Entries from a dataset of interfaces:
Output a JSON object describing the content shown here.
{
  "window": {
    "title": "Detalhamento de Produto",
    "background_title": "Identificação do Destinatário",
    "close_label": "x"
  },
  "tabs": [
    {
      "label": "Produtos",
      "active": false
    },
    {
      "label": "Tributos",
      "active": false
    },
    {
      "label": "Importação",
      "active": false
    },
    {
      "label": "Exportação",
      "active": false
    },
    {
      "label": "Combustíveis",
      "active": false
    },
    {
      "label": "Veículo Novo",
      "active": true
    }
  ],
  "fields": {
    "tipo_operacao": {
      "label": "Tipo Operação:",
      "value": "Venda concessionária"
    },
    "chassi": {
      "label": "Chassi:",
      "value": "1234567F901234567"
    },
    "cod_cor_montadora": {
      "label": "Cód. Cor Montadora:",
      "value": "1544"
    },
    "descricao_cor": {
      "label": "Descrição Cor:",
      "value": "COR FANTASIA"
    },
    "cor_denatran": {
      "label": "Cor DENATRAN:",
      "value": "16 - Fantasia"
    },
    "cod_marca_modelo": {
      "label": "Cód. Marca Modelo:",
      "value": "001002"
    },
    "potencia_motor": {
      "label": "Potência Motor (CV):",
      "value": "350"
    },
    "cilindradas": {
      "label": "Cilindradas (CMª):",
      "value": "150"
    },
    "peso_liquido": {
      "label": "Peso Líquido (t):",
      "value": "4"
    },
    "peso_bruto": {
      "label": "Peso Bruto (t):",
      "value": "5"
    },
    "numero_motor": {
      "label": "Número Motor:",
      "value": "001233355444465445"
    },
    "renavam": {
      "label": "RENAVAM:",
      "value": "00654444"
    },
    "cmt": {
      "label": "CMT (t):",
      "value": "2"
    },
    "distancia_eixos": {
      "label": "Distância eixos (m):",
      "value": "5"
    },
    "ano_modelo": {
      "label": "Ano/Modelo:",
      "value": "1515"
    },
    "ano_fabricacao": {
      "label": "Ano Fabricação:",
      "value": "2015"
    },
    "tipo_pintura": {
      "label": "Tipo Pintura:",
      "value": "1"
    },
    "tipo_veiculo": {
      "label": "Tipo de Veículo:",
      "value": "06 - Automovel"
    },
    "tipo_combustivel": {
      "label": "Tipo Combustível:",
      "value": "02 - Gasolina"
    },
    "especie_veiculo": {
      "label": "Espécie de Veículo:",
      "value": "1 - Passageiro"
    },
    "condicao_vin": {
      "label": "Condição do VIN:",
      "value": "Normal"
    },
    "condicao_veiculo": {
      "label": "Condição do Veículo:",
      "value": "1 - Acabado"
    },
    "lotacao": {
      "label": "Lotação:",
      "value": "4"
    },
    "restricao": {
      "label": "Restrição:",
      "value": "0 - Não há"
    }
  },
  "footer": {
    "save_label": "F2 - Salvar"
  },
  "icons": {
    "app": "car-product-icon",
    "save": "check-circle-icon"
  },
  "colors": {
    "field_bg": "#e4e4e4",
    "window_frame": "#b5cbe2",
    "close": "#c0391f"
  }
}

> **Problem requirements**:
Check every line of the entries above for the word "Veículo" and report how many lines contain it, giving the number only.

> **Worked solution**:
4